### What the exercise asks:
The records below must be reproduced exactly, excluding any pictures.

++++

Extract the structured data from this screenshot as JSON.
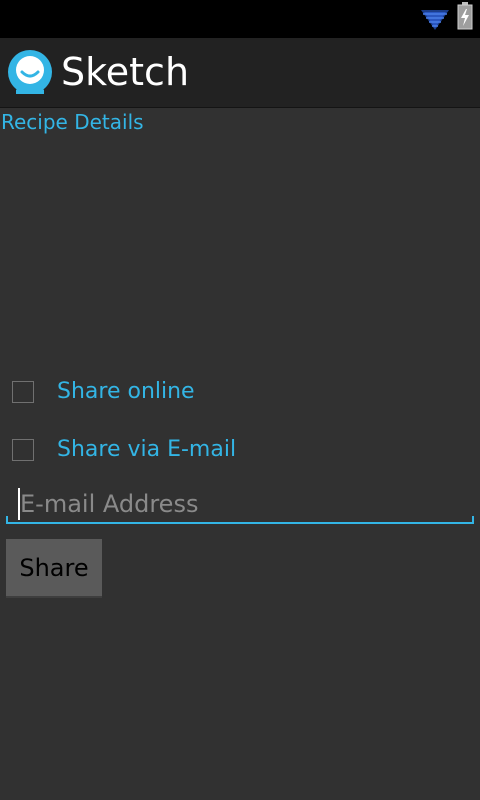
{
  "status_bar": {
    "wifi_icon": "wifi-signal-icon",
    "battery_icon": "battery-charging-icon"
  },
  "action_bar": {
    "logo_icon": "app-logo-icon",
    "title": "Sketch"
  },
  "content": {
    "section_title": "Recipe Details",
    "checkboxes": [
      {
        "label": "Share online",
        "checked": false
      },
      {
        "label": "Share via E-mail",
        "checked": false
      }
    ],
    "email": {
      "value": "",
      "placeholder": "E-mail Address"
    },
    "share_button_label": "Share"
  },
  "colors": {
    "accent": "#33b5e5",
    "background": "#313131",
    "action_bar": "#222222",
    "status_bar": "#000000"
  }
}
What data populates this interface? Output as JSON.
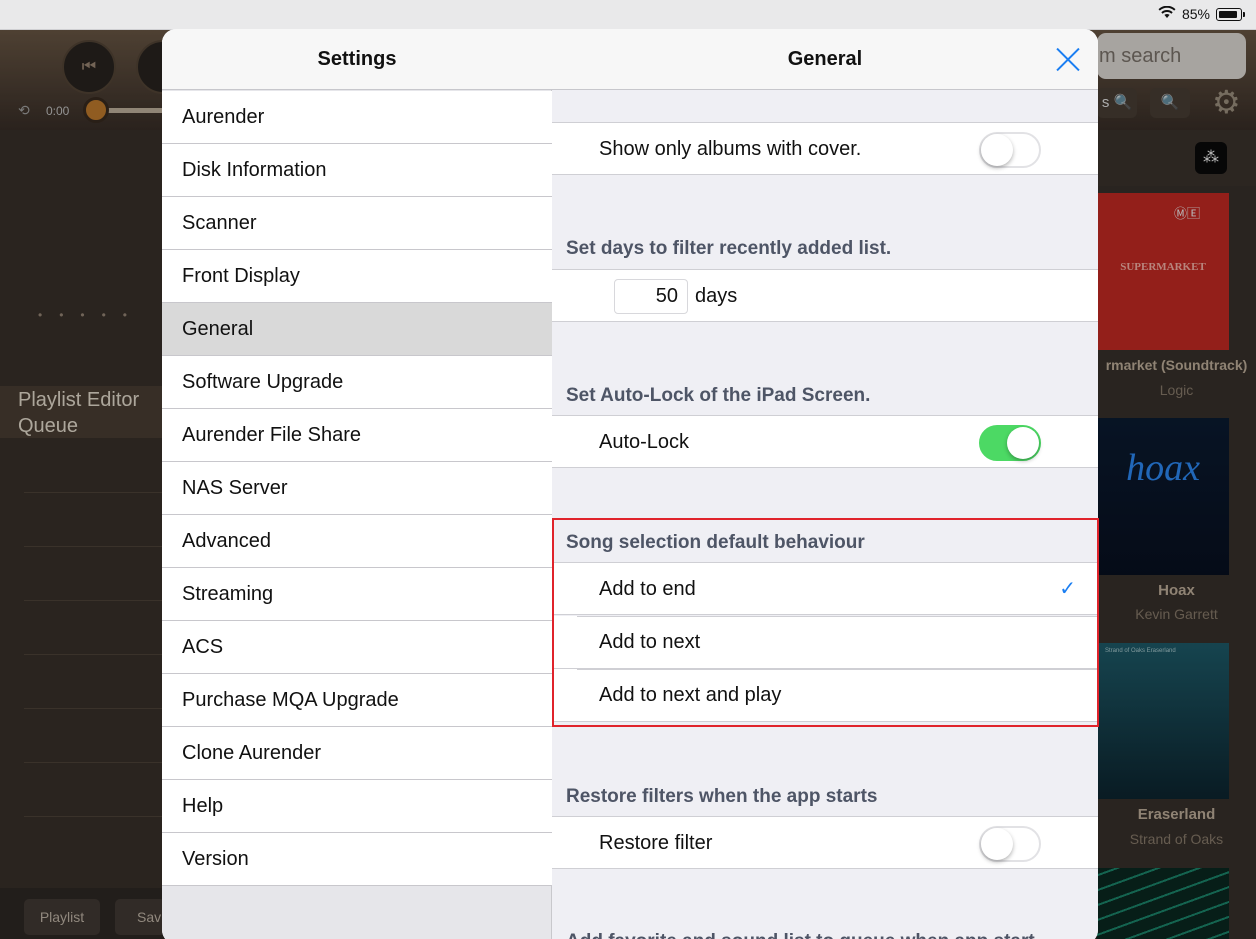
{
  "status": {
    "battery": "85%",
    "battery_level": 0.85
  },
  "background": {
    "time": "0:00",
    "playlist_editor": "Playlist Editor",
    "queue": "Queue",
    "playlist_button": "Playlist",
    "save_button": "Sav",
    "search_placeholder": "m search",
    "albums": [
      {
        "art": "SUPERMARKET",
        "title": "rmarket (Soundtrack)",
        "artist": "Logic"
      },
      {
        "art": "hoax",
        "title": "Hoax",
        "artist": "Kevin Garrett"
      },
      {
        "art": "Strand of Oaks   Eraserland",
        "title": "Eraserland",
        "artist": "Strand of Oaks"
      }
    ]
  },
  "settings": {
    "title": "Settings",
    "items": [
      {
        "label": "Aurender"
      },
      {
        "label": "Disk Information"
      },
      {
        "label": "Scanner"
      },
      {
        "label": "Front Display"
      },
      {
        "label": "General"
      },
      {
        "label": "Software Upgrade"
      },
      {
        "label": "Aurender File Share"
      },
      {
        "label": "NAS Server"
      },
      {
        "label": "Advanced"
      },
      {
        "label": "Streaming"
      },
      {
        "label": "ACS"
      },
      {
        "label": "Purchase MQA Upgrade"
      },
      {
        "label": "Clone Aurender"
      },
      {
        "label": "Help"
      },
      {
        "label": "Version"
      }
    ],
    "selected_index": 4
  },
  "general": {
    "title": "General",
    "show_albums_cover": {
      "label": "Show only albums with cover.",
      "enabled": false
    },
    "recent": {
      "header": "Set days to filter recently added list.",
      "days_value": "50",
      "days_label": "days"
    },
    "autolock": {
      "header": "Set Auto-Lock of the iPad Screen.",
      "label": "Auto-Lock",
      "enabled": true
    },
    "song_selection": {
      "header": "Song selection default behaviour",
      "options": [
        {
          "label": "Add to end",
          "selected": true
        },
        {
          "label": "Add to next",
          "selected": false
        },
        {
          "label": "Add to next and play",
          "selected": false
        }
      ]
    },
    "restore": {
      "header": "Restore filters when the app starts",
      "label": "Restore filter",
      "enabled": false
    },
    "next_header": "Add favorite and sound list to queue when app start"
  }
}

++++

### Answer to the problem:
Extract the structured data from this screenshot as JSON.
{
  "status_bar": {
    "wifi_icon": "wifi-signal-icon",
    "battery_icon": "battery-charging-icon"
  },
  "action_bar": {
    "logo_icon": "app-logo-icon",
    "title": "Sketch"
  },
  "content": {
    "section_title": "Recipe Details",
    "checkboxes": [
      {
        "label": "Share online",
        "checked": false
      },
      {
        "label": "Share via E-mail",
        "checked": false
      }
    ],
    "email": {
      "value": "",
      "placeholder": "E-mail Address"
    },
    "share_button_label": "Share"
  },
  "colors": {
    "accent": "#33b5e5",
    "background": "#313131",
    "action_bar": "#222222",
    "status_bar": "#000000"
  }
}
What data populates this interface? Output as JSON.
{
  "status": {
    "battery": "85%",
    "battery_level": 0.85
  },
  "background": {
    "time": "0:00",
    "playlist_editor": "Playlist Editor",
    "queue": "Queue",
    "playlist_button": "Playlist",
    "save_button": "Sav",
    "search_placeholder": "m search",
    "albums": [
      {
        "art": "SUPERMARKET",
        "title": "rmarket (Soundtrack)",
        "artist": "Logic"
      },
      {
        "art": "hoax",
        "title": "Hoax",
        "artist": "Kevin Garrett"
      },
      {
        "art": "Strand of Oaks   Eraserland",
        "title": "Eraserland",
        "artist": "Strand of Oaks"
      }
    ]
  },
  "settings": {
    "title": "Settings",
    "items": [
      {
        "label": "Aurender"
      },
      {
        "label": "Disk Information"
      },
      {
        "label": "Scanner"
      },
      {
        "label": "Front Display"
      },
      {
        "label": "General"
      },
      {
        "label": "Software Upgrade"
      },
      {
        "label": "Aurender File Share"
      },
      {
        "label": "NAS Server"
      },
      {
        "label": "Advanced"
      },
      {
        "label": "Streaming"
      },
      {
        "label": "ACS"
      },
      {
        "label": "Purchase MQA Upgrade"
      },
      {
        "label": "Clone Aurender"
      },
      {
        "label": "Help"
      },
      {
        "label": "Version"
      }
    ],
    "selected_index": 4
  },
  "general": {
    "title": "General",
    "show_albums_cover": {
      "label": "Show only albums with cover.",
      "enabled": false
    },
    "recent": {
      "header": "Set days to filter recently added list.",
      "days_value": "50",
      "days_label": "days"
    },
    "autolock": {
      "header": "Set Auto-Lock of the iPad Screen.",
      "label": "Auto-Lock",
      "enabled": true
    },
    "song_selection": {
      "header": "Song selection default behaviour",
      "options": [
        {
          "label": "Add to end",
          "selected": true
        },
        {
          "label": "Add to next",
          "selected": false
        },
        {
          "label": "Add to next and play",
          "selected": false
        }
      ]
    },
    "restore": {
      "header": "Restore filters when the app starts",
      "label": "Restore filter",
      "enabled": false
    },
    "next_header": "Add favorite and sound list to queue when app start"
  }
}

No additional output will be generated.